It is God’s intention that humankind have power. It was an integral aspect of our Imago Dei, and having lost it at Eden, Jesus came to restore it to us. He sent His Holy Spirit so we could again be filled with the sort of power that only Heaven can give, but still we lose context and make it about us instead of about His Kingdom come, His will be done, on earth as it is in heaven. The use and abuse of power boils down to this:

The Kingdom of God vs Everything Else.

It’s not about the Christian vs. the UnChristian, no matter how hard we try to make it that. It’s not about the good vs the bad. It’s not about me vs you. It’s about Light vs dark. It’s about whose kingdom will come in any and every situation we find ourselves in, be it the good, the bad or the ugly. Being filled with power from on high gives us a choice, whether we know it or not.

All power is from God, and the true nature of the power He gives can never be power over another person, whether in a marriage, a nation or an organisation.

The dominion we lost and the power we are given when filled with Holy Spirit are both in the context of protectorate, which is to care for, not in a patriarchal “I’m in charge and I know what’s best for you” way, but in the way of Christ, which is (Luke 10:19) “Behold I give you power to tread on serpents and scorpions and over all the power of the enemy, and nothing shall by any means hurt you.”

The normal Christian state is one of empowerment over all the pseudo-power of the enemy, not over each other. This power is intended to usher in the Kingdom of God, not our own imitation that draws its strength from our fear, shame, and rejection. Our enculturation and the Kingdom we long for have become horribly mangled together and it’s so easy to deceive ourselves into thinking that our mindset and God’s are the same; that we mean the same thing when we refer to His Kingdom.

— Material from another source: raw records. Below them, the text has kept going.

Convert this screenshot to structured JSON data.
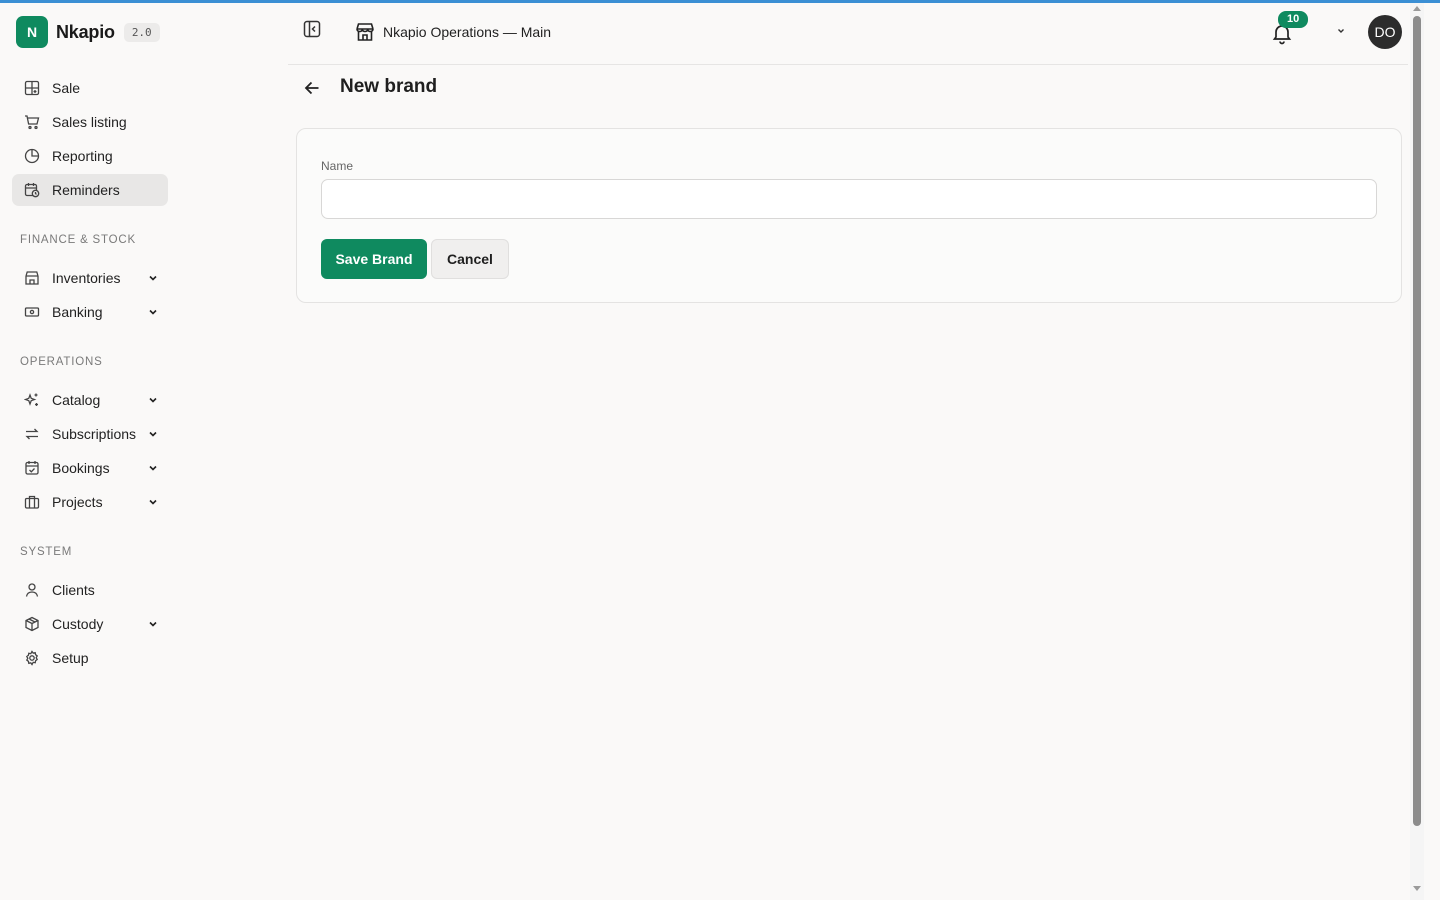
{
  "app": {
    "name": "Nkapio",
    "logo_letter": "N",
    "version": "2.0",
    "accent": "#0f8a5f"
  },
  "sidebar": {
    "top_items": [
      {
        "label": "Sale",
        "icon": "grid-plus-icon"
      },
      {
        "label": "Sales listing",
        "icon": "cart-icon"
      },
      {
        "label": "Reporting",
        "icon": "pie-chart-icon"
      },
      {
        "label": "Reminders",
        "icon": "calendar-clock-icon",
        "active": true
      }
    ],
    "sections": [
      {
        "label": "FINANCE & STOCK",
        "items": [
          {
            "label": "Inventories",
            "icon": "store-icon",
            "expandable": true
          },
          {
            "label": "Banking",
            "icon": "banknote-icon",
            "expandable": true
          }
        ]
      },
      {
        "label": "OPERATIONS",
        "items": [
          {
            "label": "Catalog",
            "icon": "sparkles-icon",
            "expandable": true
          },
          {
            "label": "Subscriptions",
            "icon": "repeat-icon",
            "expandable": true
          },
          {
            "label": "Bookings",
            "icon": "calendar-check-icon",
            "expandable": true
          },
          {
            "label": "Projects",
            "icon": "briefcase-icon",
            "expandable": true
          }
        ]
      },
      {
        "label": "SYSTEM",
        "items": [
          {
            "label": "Clients",
            "icon": "user-icon",
            "expandable": false
          },
          {
            "label": "Custody",
            "icon": "package-icon",
            "expandable": true
          },
          {
            "label": "Setup",
            "icon": "gear-icon",
            "expandable": false
          }
        ]
      }
    ]
  },
  "header": {
    "store_name": "Nkapio Operations — Main",
    "notification_count": "10",
    "user_initials": "DO"
  },
  "page": {
    "title": "New brand"
  },
  "form": {
    "name_label": "Name",
    "name_value": "",
    "name_placeholder": "",
    "save_label": "Save Brand",
    "cancel_label": "Cancel"
  }
}
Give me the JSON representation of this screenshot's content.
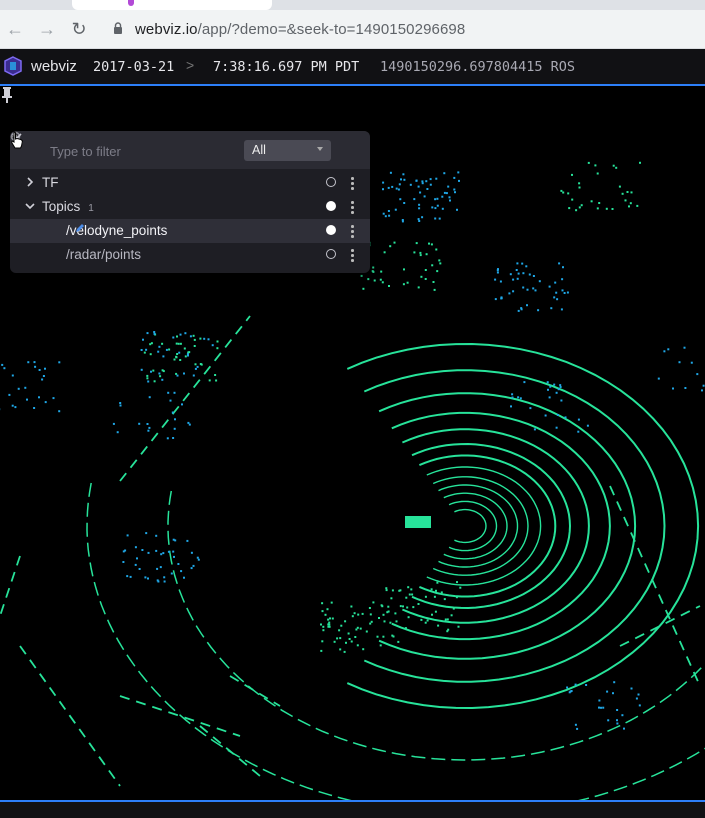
{
  "browser": {
    "url_host": "webviz.io",
    "url_path": "/app/?demo=&seek-to=1490150296698"
  },
  "appbar": {
    "app_name": "webviz",
    "date": "2017-03-21",
    "separator": ">",
    "time": "7:38:16.697 PM PDT",
    "ros_time": "1490150296.697804415 ROS"
  },
  "topic_panel": {
    "filter_placeholder": "Type to filter",
    "filter_value": "",
    "select_value": "All",
    "rows": [
      {
        "label": "TF",
        "expanded": false,
        "visible": false
      },
      {
        "label": "Topics",
        "badge": "1",
        "expanded": true,
        "visible": true
      },
      {
        "label": "/velodyne_points",
        "visible": true,
        "selected": true
      },
      {
        "label": "/radar/points",
        "visible": false
      }
    ]
  },
  "colors": {
    "accent": "#2d7ff9",
    "point_green": "#27e39a",
    "point_blue": "#1fa7e6",
    "panel_bg": "#1e1e24"
  },
  "icons": [
    "back-icon",
    "forward-icon",
    "reload-icon",
    "lock-icon",
    "webviz-logo",
    "pin-icon",
    "search-icon",
    "chevron-down-icon",
    "collapse-icon",
    "chevron-right-icon",
    "visibility-icon",
    "more-icon",
    "edit-icon",
    "pointer-cursor-icon"
  ]
}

I have no answers for this. Even writing now I feel powerless because I have no solution except one that seems unattainable, which is that God’s people forsake their own interpretation of what His Kingdom looks like, to embrace His. Much easier said than done, but I firmly believe that if every Christian on the planet was able to do this, His Kingdom would come because according to Jesus, we have power over ALL the power of the enemy.

The problem is that our perspectives on power, our own and other people’s, are so inextricably twisted and contorted by our history that grasping the truth, beauty and potency of the power He gives, is a lifelong process and one which requires the death of so many subconscious opinions we are chained to. In the end, only our arrival in heaven will give us clarity on what this looks like.

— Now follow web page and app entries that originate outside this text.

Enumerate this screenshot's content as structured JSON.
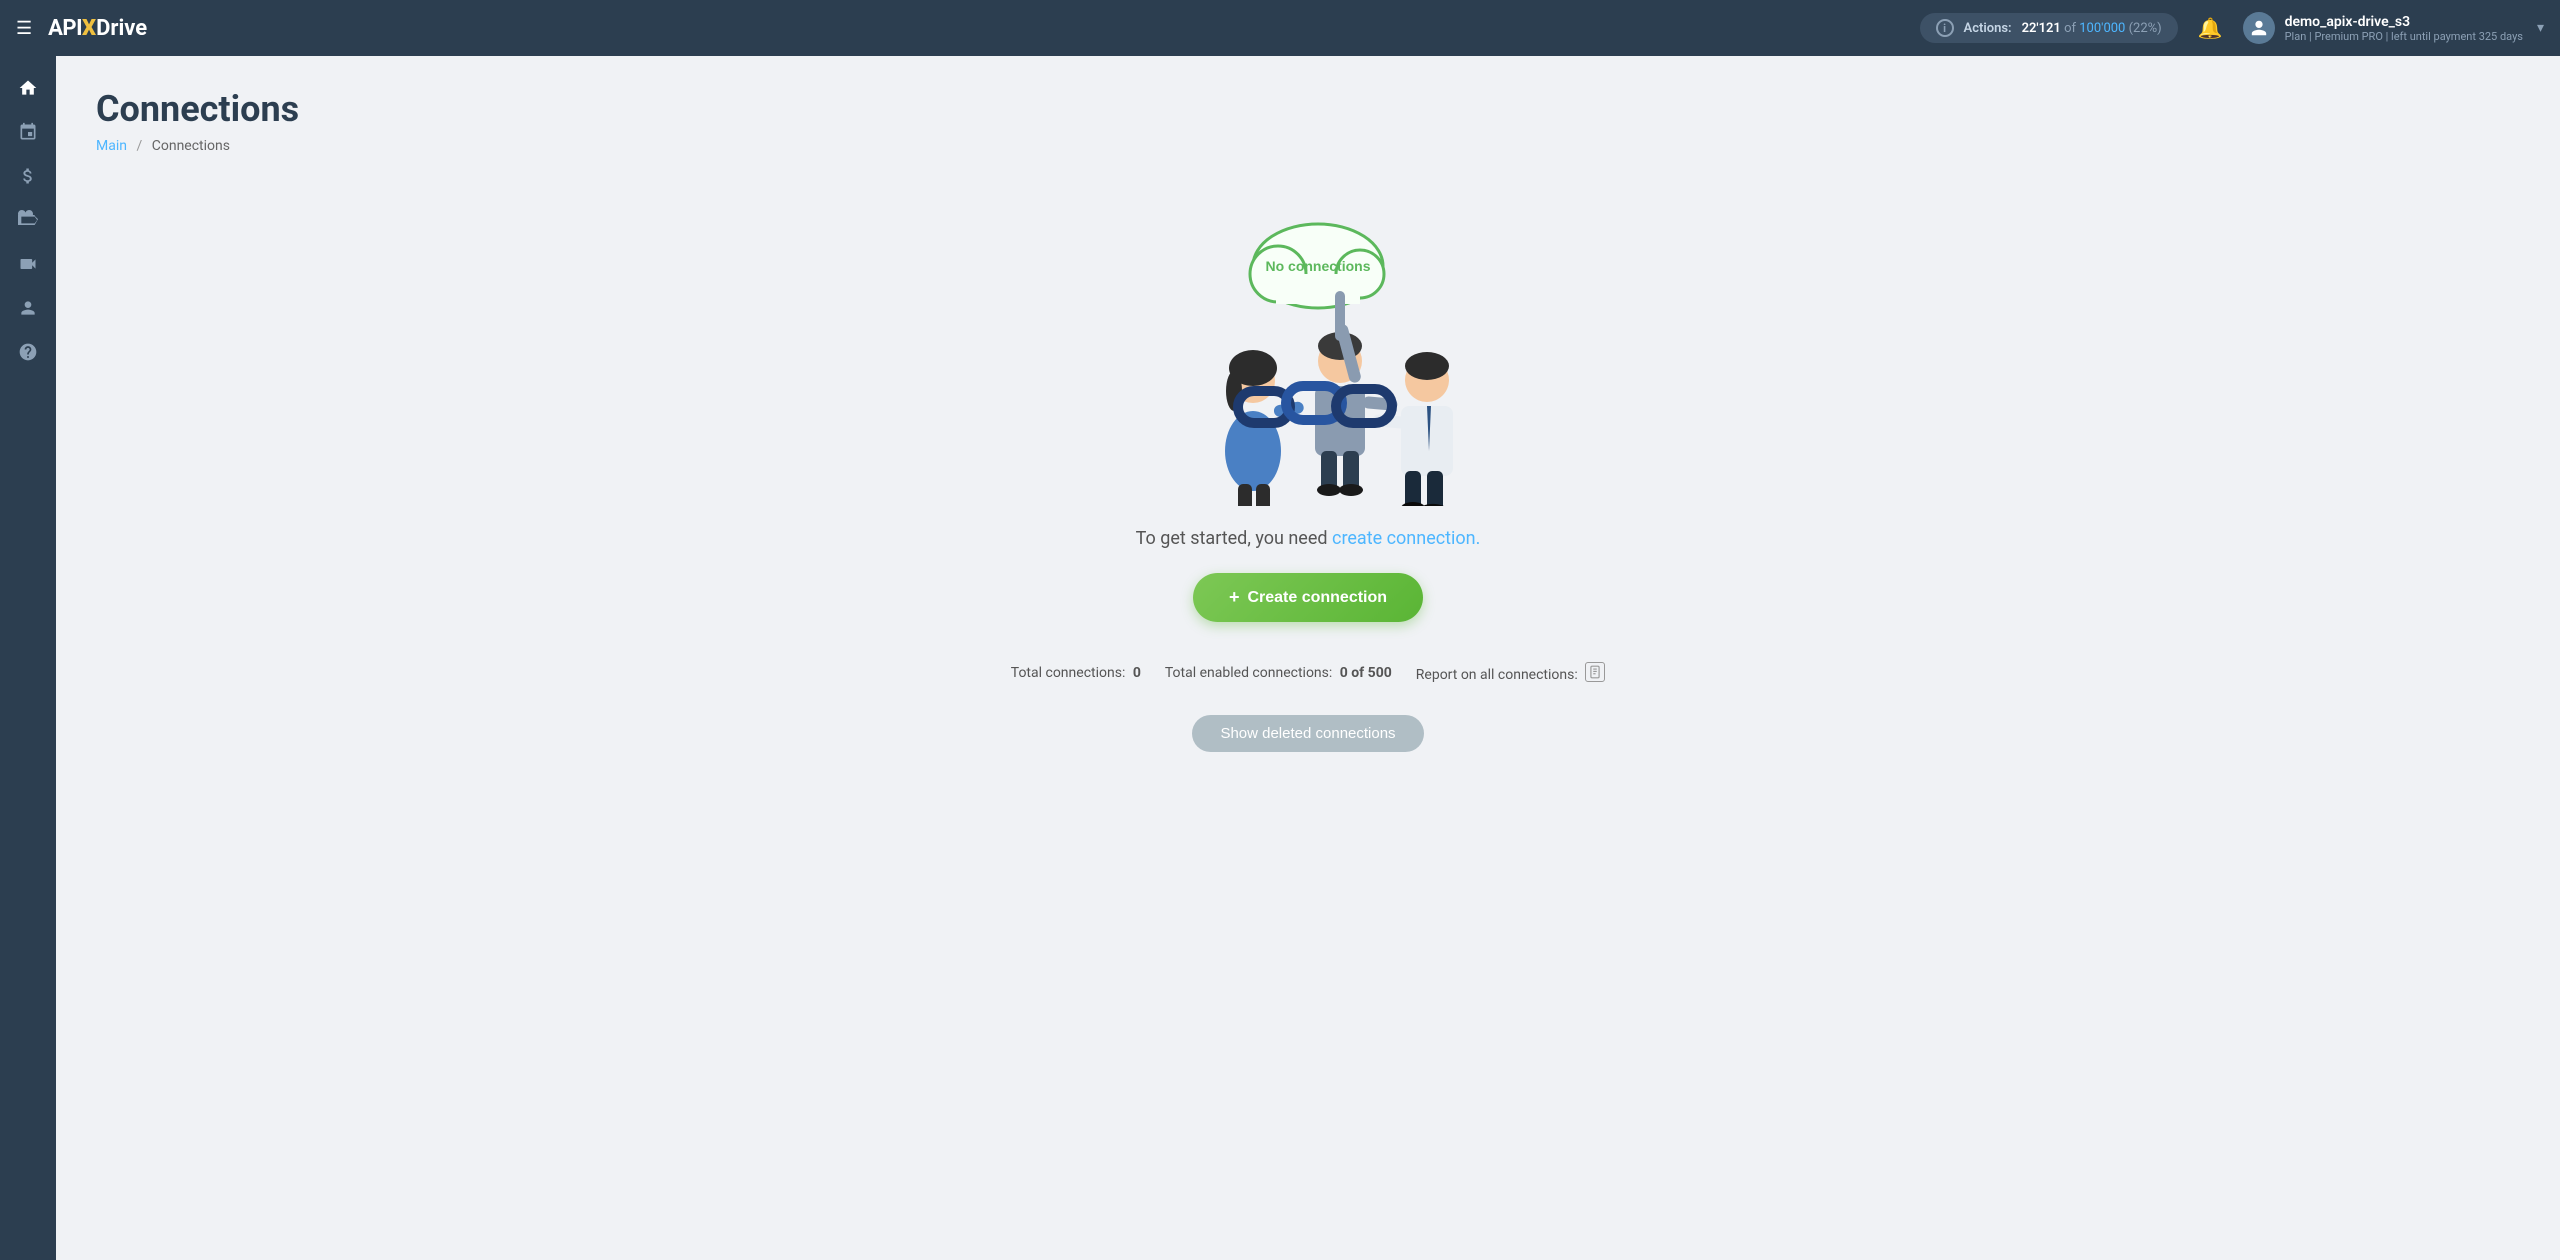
{
  "topnav": {
    "menu_icon": "☰",
    "logo": {
      "api": "API",
      "x": "X",
      "drive": "Drive"
    },
    "actions": {
      "label": "Actions:",
      "used": "22'121",
      "sep": " of ",
      "total": "100'000",
      "pct": "(22%)"
    },
    "bell_icon": "🔔",
    "user": {
      "name": "demo_apix-drive_s3",
      "plan_prefix": "Plan |",
      "plan_name": "Premium PRO",
      "plan_suffix": "| left until payment",
      "days": "325",
      "days_suffix": "days"
    }
  },
  "sidebar": {
    "items": [
      {
        "id": "home",
        "icon": "⌂",
        "label": "Home"
      },
      {
        "id": "connections",
        "icon": "⬡",
        "label": "Connections"
      },
      {
        "id": "billing",
        "icon": "$",
        "label": "Billing"
      },
      {
        "id": "briefcase",
        "icon": "💼",
        "label": "Services"
      },
      {
        "id": "video",
        "icon": "▶",
        "label": "Video"
      },
      {
        "id": "profile",
        "icon": "👤",
        "label": "Profile"
      },
      {
        "id": "help",
        "icon": "?",
        "label": "Help"
      }
    ]
  },
  "page": {
    "title": "Connections",
    "breadcrumb_main": "Main",
    "breadcrumb_sep": "/",
    "breadcrumb_current": "Connections",
    "no_connections_label": "No connections",
    "prompt_text_static": "To get started, you need",
    "prompt_text_link": "create connection.",
    "create_btn_plus": "+",
    "create_btn_label": "Create connection",
    "stats": {
      "total_label": "Total connections:",
      "total_val": "0",
      "enabled_label": "Total enabled connections:",
      "enabled_val": "0 of 500",
      "report_label": "Report on all connections:"
    },
    "show_deleted_label": "Show deleted connections"
  }
}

That sounds so depressing, doesn’t it, but I am not depressed. I’m heartened. I’m energised. I’m encouraged to keep going, to keep leaning into Him, to keep determining in my heart that the way things are now for me and for the world is not how He intended it to be. He said He was giving us His power! Wow. His. Power! That means if I will keep looking to Him, asking Him to delineate between my own pitiful understanding of Him, and His power, if I will surrender my weakness to the One who gives me the strength to do all things, I am assured that His Kingdom will come in my own little world.

When Christians do that, we become infectious, and others are encouraged to do the same. I’m sure of it, because approximately 2100 years after He first promised that we would have His power, the Church is still the greatest force for good in the world.

Emmanuel.

FacebooktwitterredditpinterestlinkedinmailFacebooktwitterredditpinterestlinkedinmail